*Exercise objective*. Work out how many lines below contain the word "không", then give that number alone.

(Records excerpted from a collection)
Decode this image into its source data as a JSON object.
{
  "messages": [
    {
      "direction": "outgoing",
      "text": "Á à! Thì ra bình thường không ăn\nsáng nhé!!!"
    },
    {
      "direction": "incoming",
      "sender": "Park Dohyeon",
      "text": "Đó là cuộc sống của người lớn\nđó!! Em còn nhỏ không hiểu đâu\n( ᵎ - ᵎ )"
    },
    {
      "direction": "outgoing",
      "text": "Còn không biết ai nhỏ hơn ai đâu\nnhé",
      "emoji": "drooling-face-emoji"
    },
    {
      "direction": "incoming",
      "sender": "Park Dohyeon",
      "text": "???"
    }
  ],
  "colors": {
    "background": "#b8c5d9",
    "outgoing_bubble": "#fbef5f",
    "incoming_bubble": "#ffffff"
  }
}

*Answer to this problem*. 3